The 19th officer was identified as a SEPTA K-9 officer. Rich Maloney, a SEPTA spokesman, said it does not appear that the SEPTA officer who was in the area at the time, did anything inappropriate. Maloney said no action is being taken against the officer.
In addition to the disciplinary actions, the commissioner said an outside agency, the Police Executive Research Forum in Washington D.C., would evaluate the department's use of force guidelines and its training under a four-month contract the department signed recently.
McNesby, the FOP president, said officers are receiving mixed signals from the city about reducing violent crime -- a desire for more aggressive policing, but an unwillingness to accept the repercussions.
"They want a war on crime, but they don't want any casualties," he said.
On Friday a preliminary hearing for the three was aborted after the three victims they allegedly wounded failed to appear in court.
The witnesses' absence during Friday's hearing forced Municipal Court Judge Jacquelyn Frazier-Lyde to postpone the preliminary hearing for Dwayne Dyches, 24; Brian Hall, 23, and Pete Hopkins, 19, until July 17. The three are charged with attempted murder and related charges.
Assistant District Attorney Carol Meehan Sweeney said she spoke with two of the victims, Gerald Cooper and Brandon Crow, and the mother of victim Deangelo White earlier, reminding each they had been subpoenaed to testify at the hearing.
Meanwhile, police confirmed a major change in their initial account of the Feltonville shooting.

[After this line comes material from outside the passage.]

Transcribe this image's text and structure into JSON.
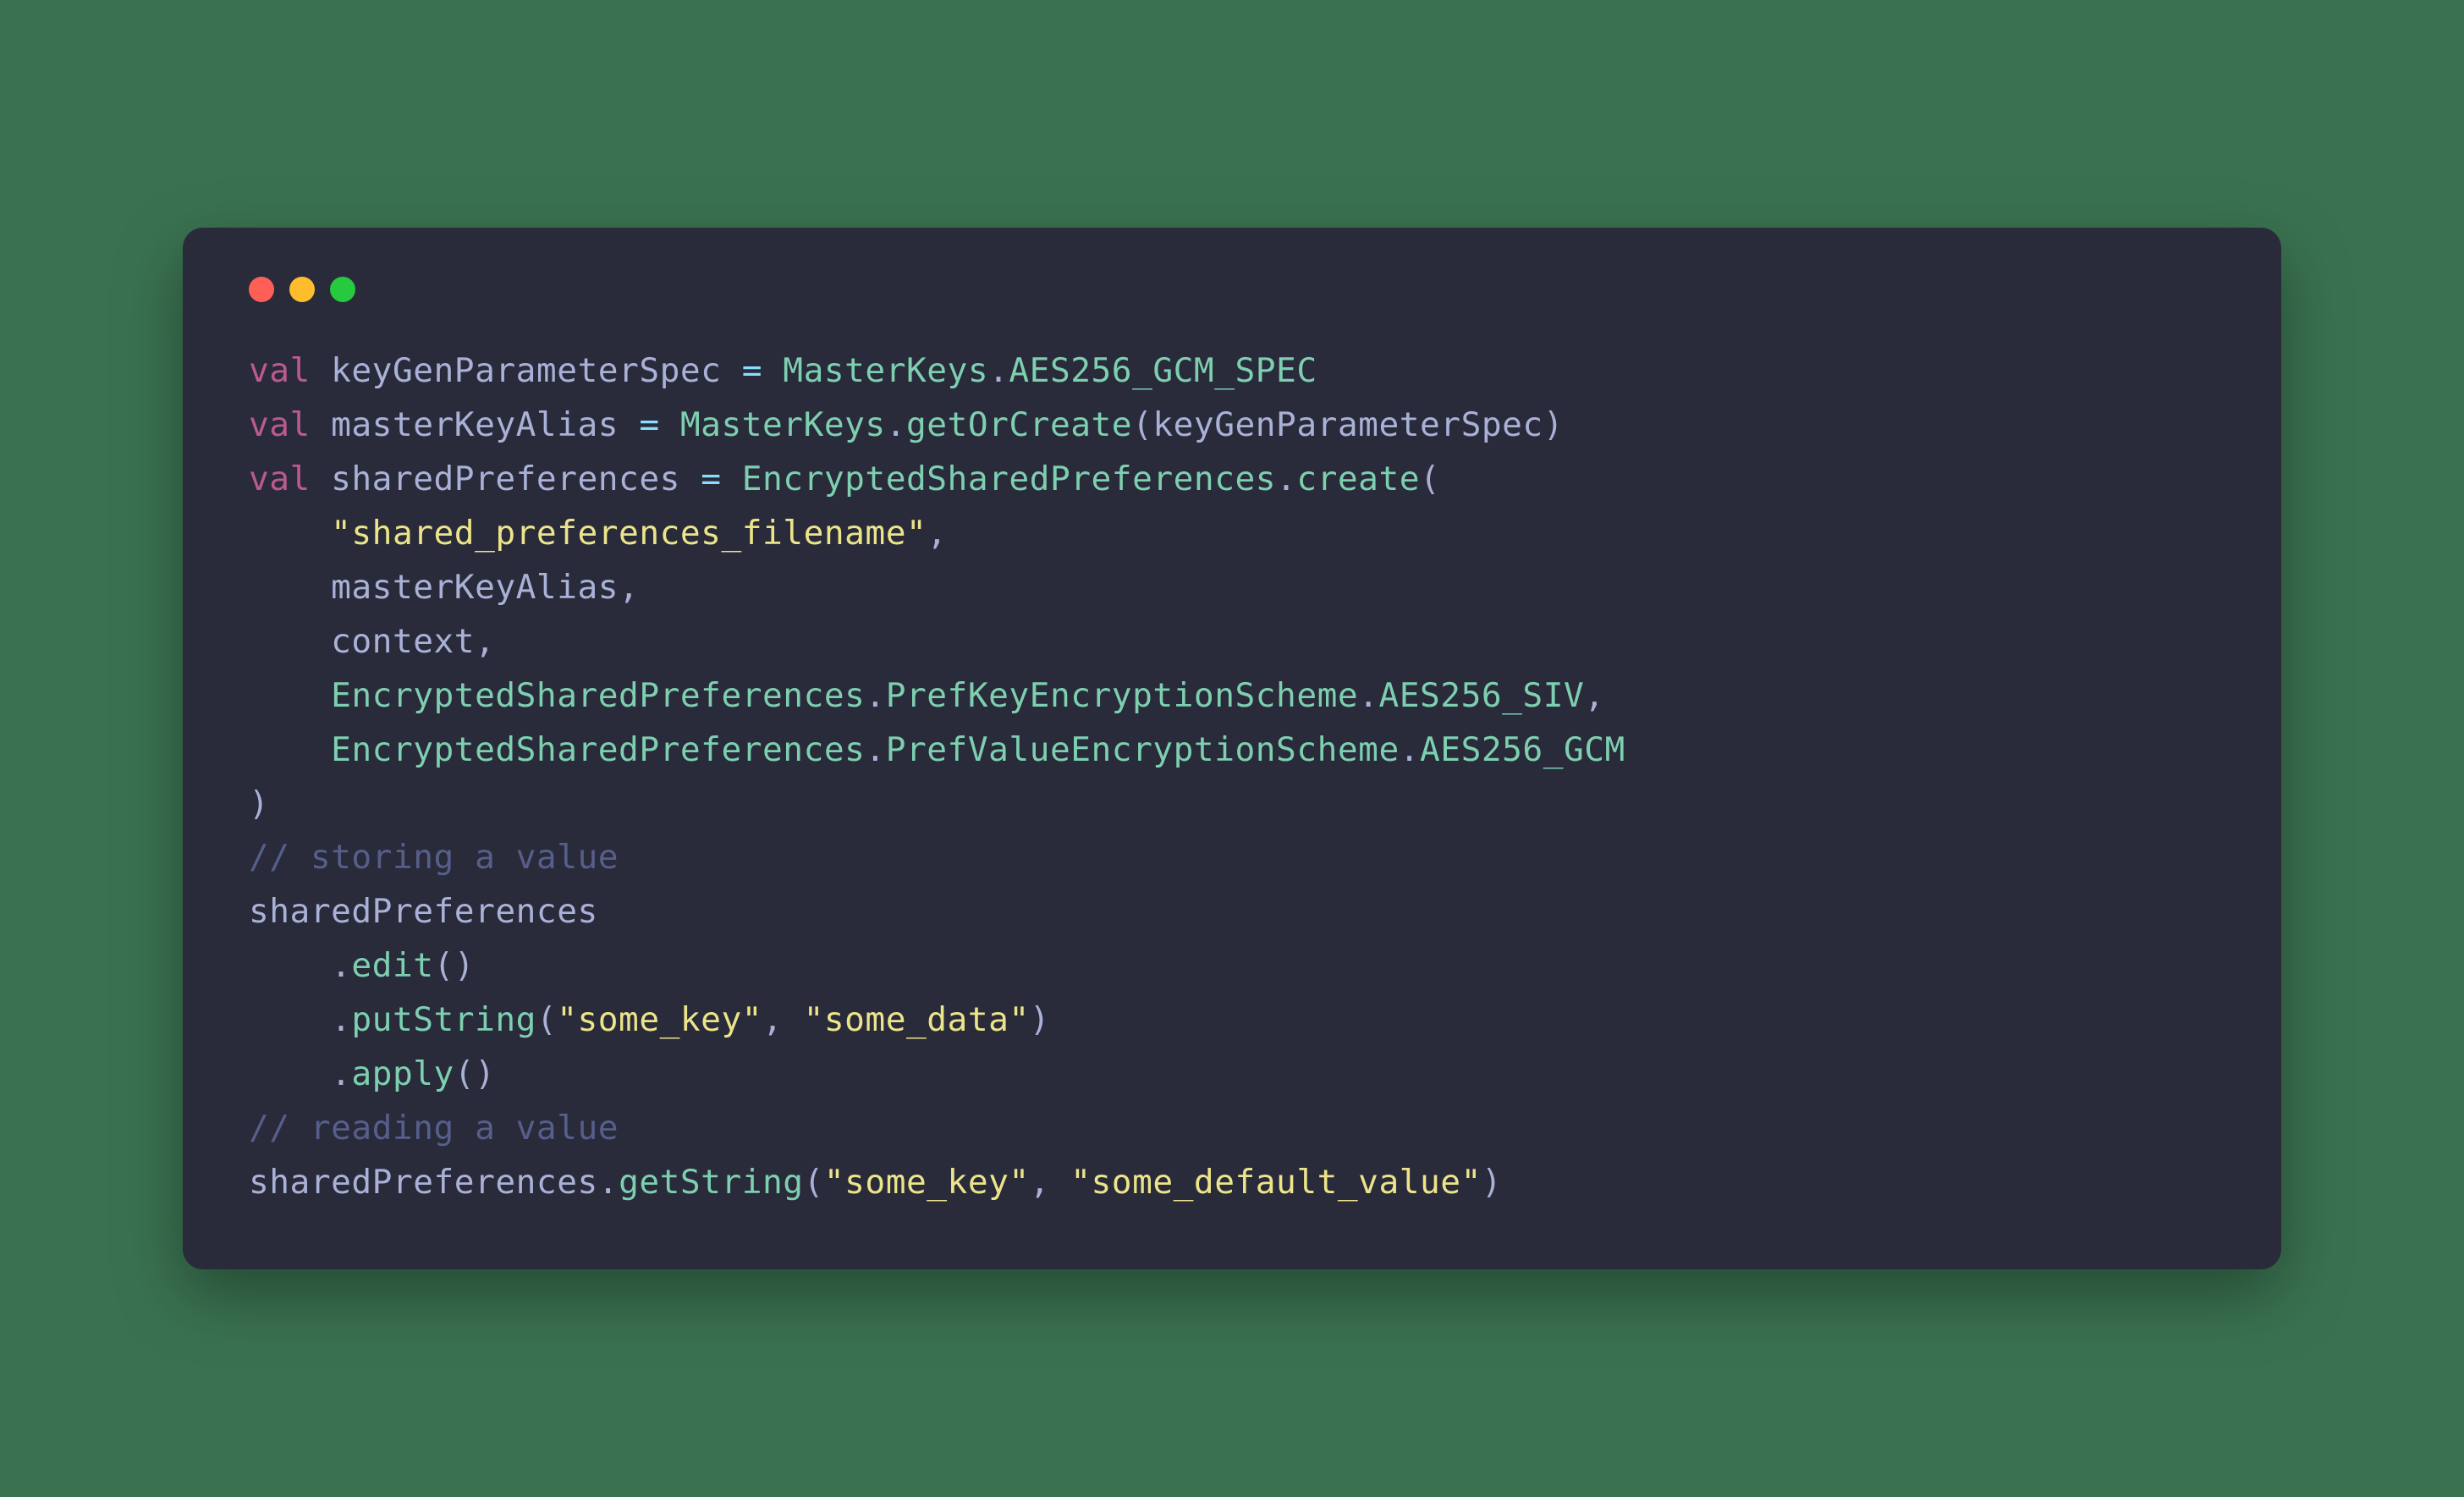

Police now allege that officers on the scene identified Hopkins, 19, of the 2000 block of East Firth Street in Kensington, as the man who got out of a gold 2000 Mercury Grand Marquis sedan shortly after 10 p.m. May 5 and fired at a group of people at Fourth and Annsbury Streets.